» TASK TO CARRY OUT: The full text of the records below, minus any pictures, should be given back word for word.

-- DATA TO EXAMINE follows --

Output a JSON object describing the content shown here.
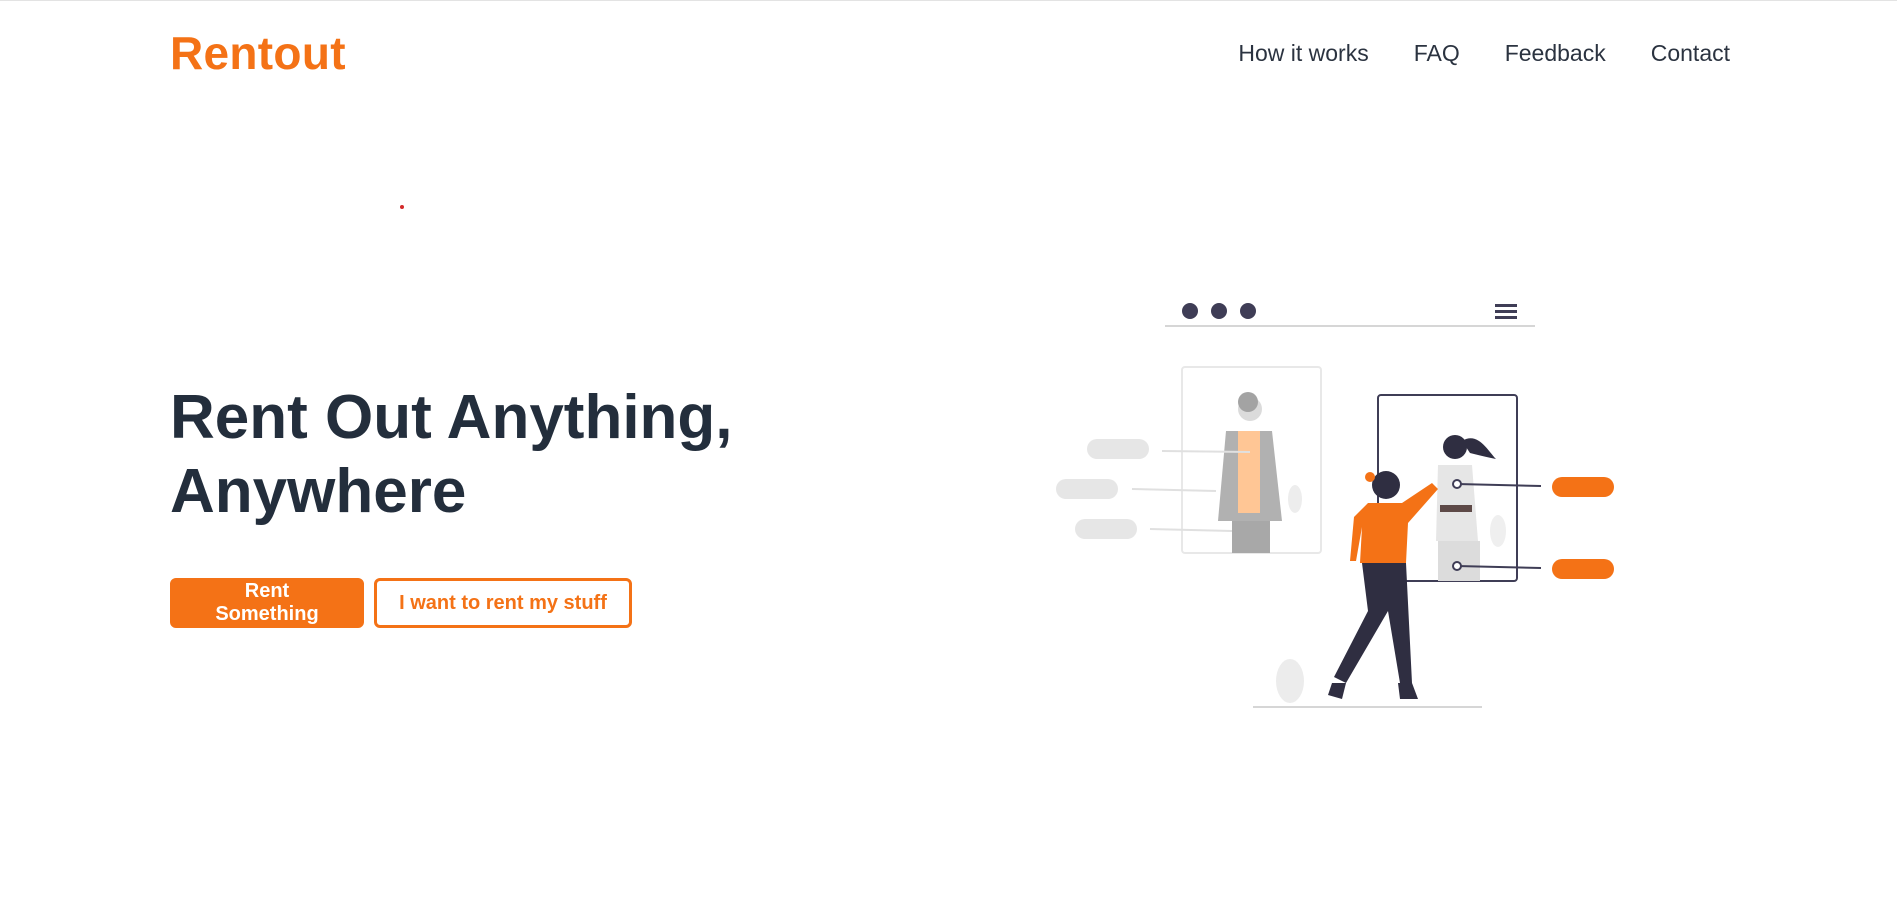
{
  "brand": {
    "name": "Rentout",
    "accent_color": "#f47216"
  },
  "nav": {
    "items": [
      {
        "label": "How it works"
      },
      {
        "label": "FAQ"
      },
      {
        "label": "Feedback"
      },
      {
        "label": "Contact"
      }
    ]
  },
  "hero": {
    "title_line1": "Rent Out Anything,",
    "title_line2": "Anywhere",
    "primary_button": "Rent Something",
    "secondary_button": "I want to rent my stuff"
  },
  "illustration": {
    "icon": "browser-window-people-illustration"
  }
}
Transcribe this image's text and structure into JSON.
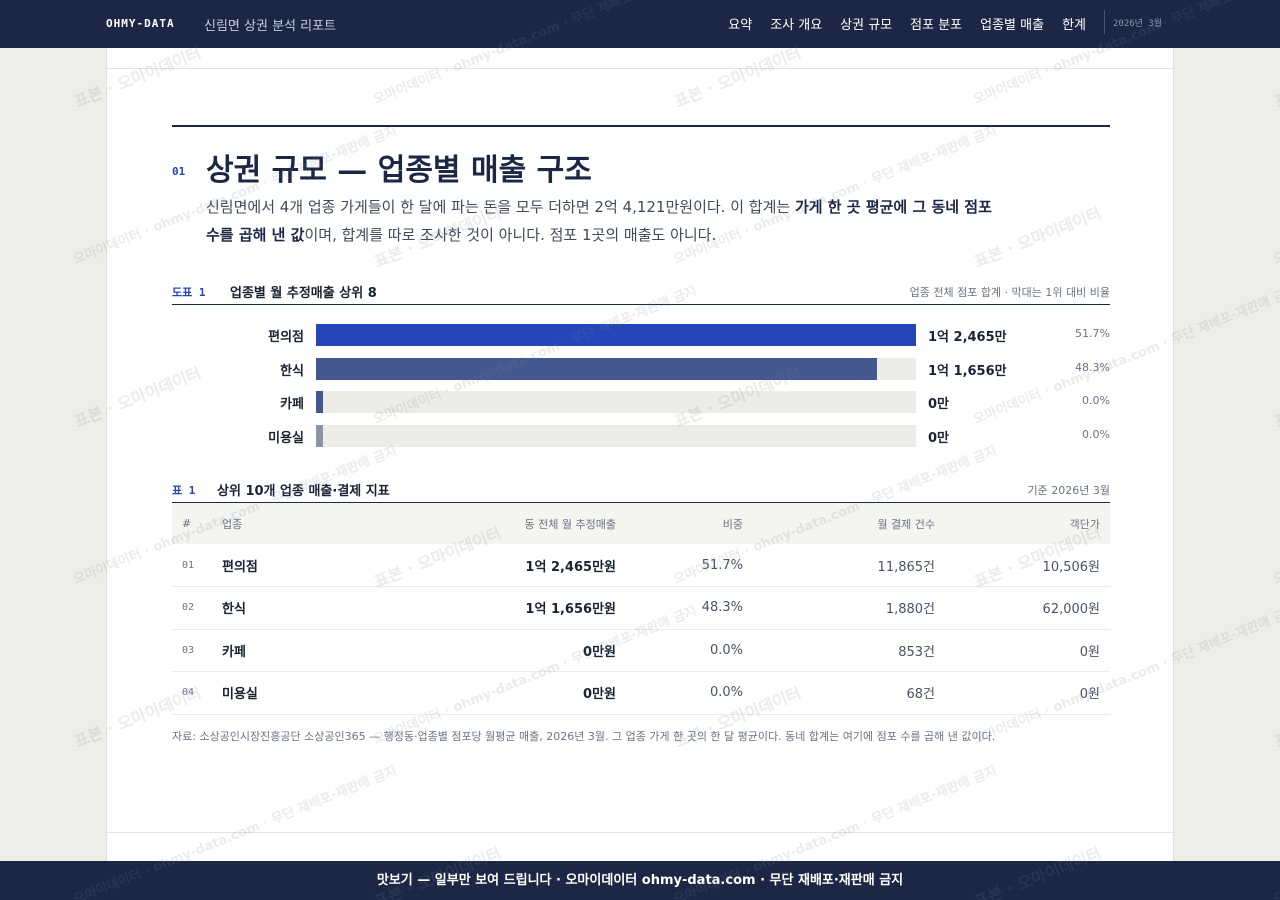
{
  "header": {
    "brand": "OHMY-DATA",
    "subtitle": "신림면 상권 분석 리포트",
    "nav": [
      "요약",
      "조사 개요",
      "상권 규모",
      "점포 분포",
      "업종별 매출",
      "한계"
    ],
    "date": "2026년 3월"
  },
  "section": {
    "number": "01",
    "title": "상권 규모 — 업종별 매출 구조",
    "lede_1": "신림면에서 4개 업종 가게들이 한 달에 파는 돈을 모두 더하면 2억 4,121만원이다. 이 합계는 ",
    "lede_bold": "가게 한 곳 평균에 그 동네 점포 수를 곱해 낸 값",
    "lede_2": "이며, 합계를 따로 조사한 것이 아니다. 점포 1곳의 매출도 아니다."
  },
  "figure": {
    "number": "도표 1",
    "title": "업종별 월 추정매출 상위 8",
    "note": "업종 전체 점포 합계 · 막대는 1위 대비 비율"
  },
  "chart_data": {
    "type": "bar",
    "orientation": "horizontal",
    "categories": [
      "편의점",
      "한식",
      "카페",
      "미용실"
    ],
    "values": [
      100,
      93.5,
      1.2,
      1.2
    ],
    "value_labels": [
      "1억 2,465만",
      "1억 1,656만",
      "0만",
      "0만"
    ],
    "share_labels": [
      "51.7%",
      "48.3%",
      "0.0%",
      "0.0%"
    ],
    "colors": [
      "#2446b8",
      "#44578f",
      "#44578f",
      "#8a93a8"
    ],
    "xlim": [
      0,
      100
    ]
  },
  "table": {
    "number": "표 1",
    "title": "상위 10개 업종 매출·결제 지표",
    "note": "기준 2026년 3월",
    "columns": [
      "#",
      "업종",
      "동 전체 월 추정매출",
      "비중",
      "월 결제 건수",
      "객단가"
    ],
    "rows": [
      [
        "01",
        "편의점",
        "1억 2,465만원",
        "51.7%",
        "11,865건",
        "10,506원"
      ],
      [
        "02",
        "한식",
        "1억 1,656만원",
        "48.3%",
        "1,880건",
        "62,000원"
      ],
      [
        "03",
        "카페",
        "0만원",
        "0.0%",
        "853건",
        "0원"
      ],
      [
        "04",
        "미용실",
        "0만원",
        "0.0%",
        "68건",
        "0원"
      ]
    ]
  },
  "source": "자료: 소상공인시장진흥공단 소상공인365 — 행정동·업종별 점포당 월평균 매출, 2026년 3월. 그 업종 가게 한 곳의 한 달 평균이다. 동네 합계는 여기에 점포 수를 곱해 낸 값이다.",
  "footer": "맛보기 — 일부만 보여 드립니다 · 오마이데이터 ohmy-data.com · 무단 재배포·재판매 금지",
  "watermark": [
    "표본 · 오마이데이터",
    "오마이데이터 · ohmy-data.com · 무단 재배포·재판매 금지"
  ]
}
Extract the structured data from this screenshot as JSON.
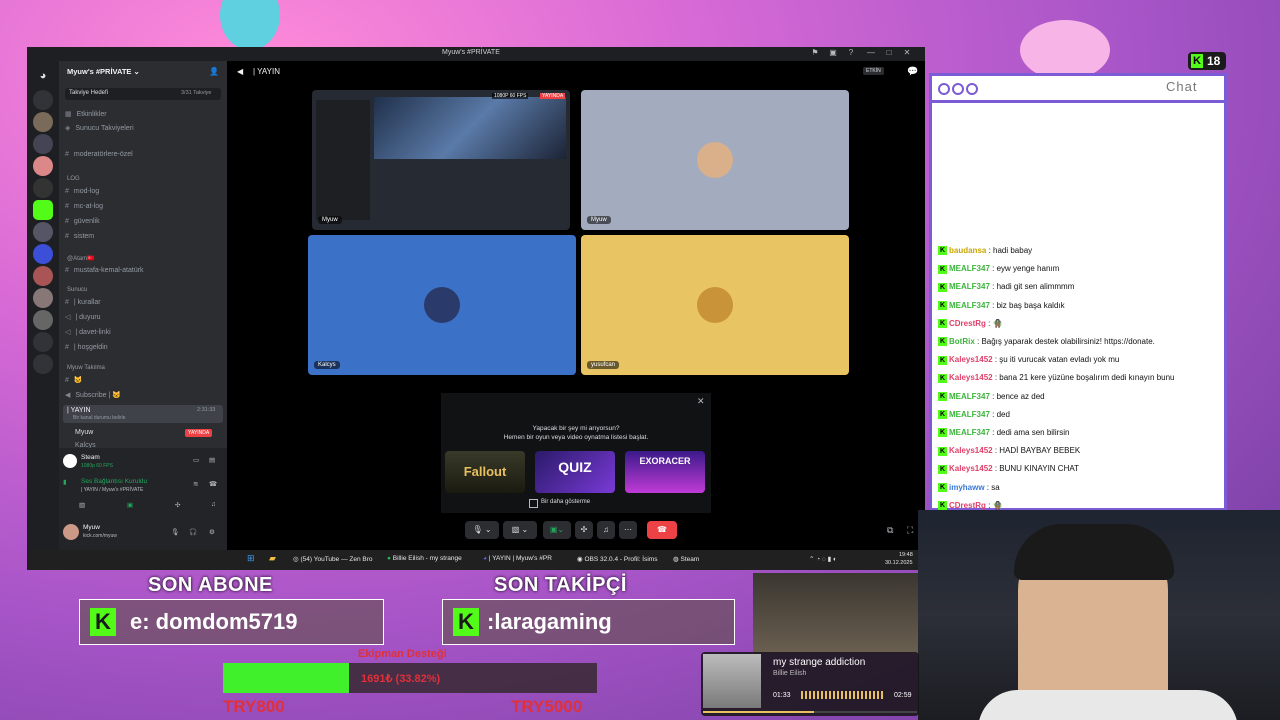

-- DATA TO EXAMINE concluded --

» RESPONSE TO THE EXERCISE:
Output a JSON object describing the content shown here.
{
  "brand": {
    "name": "Rentout",
    "accent_color": "#f47216"
  },
  "nav": {
    "items": [
      {
        "label": "How it works"
      },
      {
        "label": "FAQ"
      },
      {
        "label": "Feedback"
      },
      {
        "label": "Contact"
      }
    ]
  },
  "hero": {
    "title_line1": "Rent Out Anything,",
    "title_line2": "Anywhere",
    "primary_button": "Rent Something",
    "secondary_button": "I want to rent my stuff"
  },
  "illustration": {
    "icon": "browser-window-people-illustration"
  }
}
Transcribe this image's text and structure into JSON.
{
  "header": {
    "brand": "OHMY-DATA",
    "subtitle": "신림면 상권 분석 리포트",
    "nav": [
      "요약",
      "조사 개요",
      "상권 규모",
      "점포 분포",
      "업종별 매출",
      "한계"
    ],
    "date": "2026년 3월"
  },
  "section": {
    "number": "01",
    "title": "상권 규모 — 업종별 매출 구조",
    "lede_1": "신림면에서 4개 업종 가게들이 한 달에 파는 돈을 모두 더하면 2억 4,121만원이다. 이 합계는 ",
    "lede_bold": "가게 한 곳 평균에 그 동네 점포 수를 곱해 낸 값",
    "lede_2": "이며, 합계를 따로 조사한 것이 아니다. 점포 1곳의 매출도 아니다."
  },
  "figure": {
    "number": "도표 1",
    "title": "업종별 월 추정매출 상위 8",
    "note": "업종 전체 점포 합계 · 막대는 1위 대비 비율"
  },
  "chart_data": {
    "type": "bar",
    "orientation": "horizontal",
    "categories": [
      "편의점",
      "한식",
      "카페",
      "미용실"
    ],
    "values": [
      100,
      93.5,
      1.2,
      1.2
    ],
    "value_labels": [
      "1억 2,465만",
      "1억 1,656만",
      "0만",
      "0만"
    ],
    "share_labels": [
      "51.7%",
      "48.3%",
      "0.0%",
      "0.0%"
    ],
    "colors": [
      "#2446b8",
      "#44578f",
      "#44578f",
      "#8a93a8"
    ],
    "xlim": [
      0,
      100
    ]
  },
  "table": {
    "number": "표 1",
    "title": "상위 10개 업종 매출·결제 지표",
    "note": "기준 2026년 3월",
    "columns": [
      "#",
      "업종",
      "동 전체 월 추정매출",
      "비중",
      "월 결제 건수",
      "객단가"
    ],
    "rows": [
      [
        "01",
        "편의점",
        "1억 2,465만원",
        "51.7%",
        "11,865건",
        "10,506원"
      ],
      [
        "02",
        "한식",
        "1억 1,656만원",
        "48.3%",
        "1,880건",
        "62,000원"
      ],
      [
        "03",
        "카페",
        "0만원",
        "0.0%",
        "853건",
        "0원"
      ],
      [
        "04",
        "미용실",
        "0만원",
        "0.0%",
        "68건",
        "0원"
      ]
    ]
  },
  "source": "자료: 소상공인시장진흥공단 소상공인365 — 행정동·업종별 점포당 월평균 매출, 2026년 3월. 그 업종 가게 한 곳의 한 달 평균이다. 동네 합계는 여기에 점포 수를 곱해 낸 값이다.",
  "footer": "맛보기 — 일부만 보여 드립니다 · 오마이데이터 ohmy-data.com · 무단 재배포·재판매 금지",
  "watermark": [
    "표본 · 오마이데이터",
    "오마이데이터 · ohmy-data.com · 무단 재배포·재판매 금지"
  ]
}
Extract the structured data from this screenshot as JSON.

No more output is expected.